Paracetamol is available in syrup, tablets, and effervescent tablets like Cipladon 500. The following table is a useful guide for parents as their children grow up, especially when they’re moving through the phase of being too old for syrup and too young for tablets.

If you’re giving your child paracetamol syrup, ensure you have a proper medicine measure. Do not use a spoon from your kitchen drawer. Syrup is recommended for children from eight years old and up.

The table below is a guide to how often you can dose your sick child with paracetamol depending on their age.4

Paracetamol Syrup


How much?

How often?

6 to 8 years 5ml Maximum 4 times in 24 hours
8 to 10 years 7.5ml Maximum 4 times in 24 hours
10 to 12 years 10ml Maximum 4 times in 24 hours

Paracetamol Tablets


How much?

How often?

6 to 8 years 250mg Maximum 4 times in 24 hours
8 to 10 years 375mg Maximum 4 times in 24 hours
10 to 12 years 500mg Maximum 4 times in 24 hours
12 to 16 years 750mg Maximum 4 times in 24 hours

Cipladon 500 Effervescent Paracetamol Tablets: dosing is dependent on the child’s weight

Children who are 8 and older, and children who meet the weight requirements can take Cipladon 500.5

Weight guidelines for Cipladon 500 dosages


Dose limit


15 mg per 1kg per dose to a maximum of 1000 mg every four hours
Maximum 75 mg per 1kg per day not exceeding 4000 mg for 48 hours
Maximum of 60 mg per 1kg per day not exceeding 4000 mg after 48 hours


More about Cipladon 500 for easy-peasy dosage and f-f-faster pain relief

Cipladon 500 is not a pill: it’s an effervescent tablet that dissolves in water. This leaves much less room for mistakes and makes for easy peasy dosing of children who don’t like medicine, especially swallowing pills.

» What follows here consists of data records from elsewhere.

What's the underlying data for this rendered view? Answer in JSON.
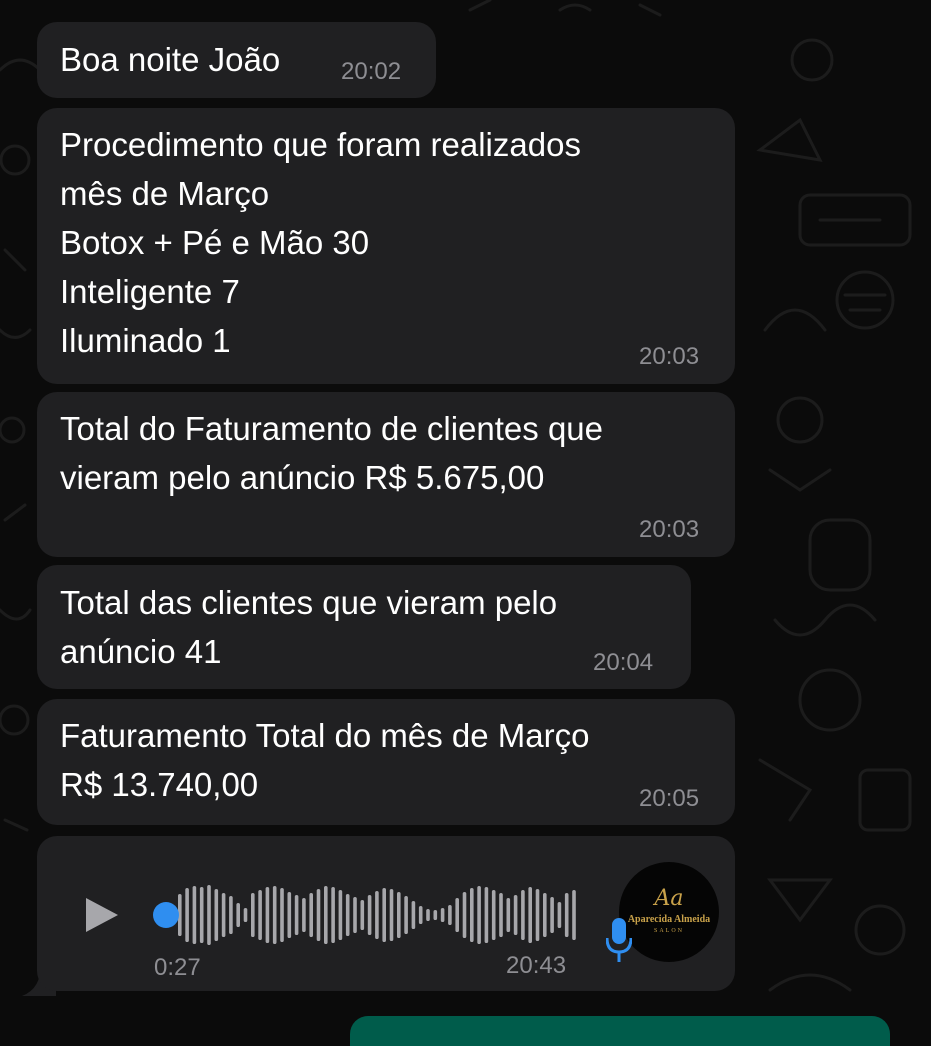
{
  "colors": {
    "background": "#0b0b0b",
    "incoming_bubble": "#202022",
    "message_text": "#ffffff",
    "timestamp": "#8e8e93",
    "voice_accent": "#2f8ef0",
    "outgoing_bubble": "#005c4b",
    "logo_gold": "#c9a24a"
  },
  "messages": [
    {
      "lines": [
        "Boa noite João"
      ],
      "time": "20:02"
    },
    {
      "lines": [
        "Procedimento que foram realizados",
        "mês de Março",
        "Botox + Pé e Mão 30",
        "Inteligente 7",
        "Iluminado 1"
      ],
      "time": "20:03"
    },
    {
      "lines": [
        "Total do Faturamento de clientes que",
        "vieram pelo anúncio R$ 5.675,00"
      ],
      "time": "20:03"
    },
    {
      "lines": [
        "Total das clientes que vieram pelo",
        "anúncio 41"
      ],
      "time": "20:04"
    },
    {
      "lines": [
        "Faturamento Total do mês de Março",
        "R$ 13.740,00"
      ],
      "time": "20:05"
    }
  ],
  "voice_message": {
    "play_icon": "play-icon",
    "duration": "0:27",
    "time": "20:43",
    "progress": 0,
    "mic_icon": "microphone-icon",
    "avatar": {
      "monogram": "Aa",
      "name": "Aparecida Almeida",
      "subtitle": "SALON"
    }
  }
}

Children like Cipladon 500 because it is not a sugary syrup that often has a nasty, sickly bitter-sweet aftertaste. Instead, Cipladon 500 tastes more like a cold drink because it is sweetened with aspartame (a low-calorie sweetener) that tastes just like sugar.

Remember: If your child is small or big for their age, always ask your pharmacist to guide you on how much paracetamol to dose your child.

Other Advantages of Cipladon 500

  • Cipladon 500 is safe for children from 8 years old, and up.
  • Cipladon 500 is the perfect solution for children who are too old for syrups and too young for tablets: no more fighting, and no more spitting pills out!
  • Cipladon 500 means that children who are anxious about swallowing big pills are more likely to take their medicine when it is a sugar-free, fizzy, sweetened flavored drink.

In short: Cipladon 500 is easy to give, tastes great, and relieves pain and fever f-f-faster!

The fizz works!

Disclaimer: The information on this site should not be used as a substitute for professional medical care or advice. Contact a healthcare provider if you have questions about your health.


  1. Boztepe H, Özdemir H, Karababa Ç, Yıldız Ö. 2014 . Difficulties experienced during preparation and administration of oral drugs. Turk Pediatri Ars. Sep 1;49(3):231-7. doi: 10.5152/tpa.2014.1795. PMID: 26078668; PMCID: PMC4462300. [Online] Available from <> 08/08/2022
  2. Hilmas, E (Reviewer) Medicines: Using Them Safely (for Parents). Nemours KidsHealth [Online] Available from <> 10/08/2022
  3. Weinstock, J, 2022 6 Tips That Will Take the Strain Out of Giving Your Child Medication. Children’s Hospital Los Angeles [Online] Available from<> 10/08/2022
  4. Hilmas, E (Reviewer) How to Safely Give Acetaminophen (for Parents). Nemours KidsHealth [Online] Available from <> 10/08/2022
  5. How much paracetamol should I give my child? Health Navigator New Zealand [online] Available from <> 26/04/2022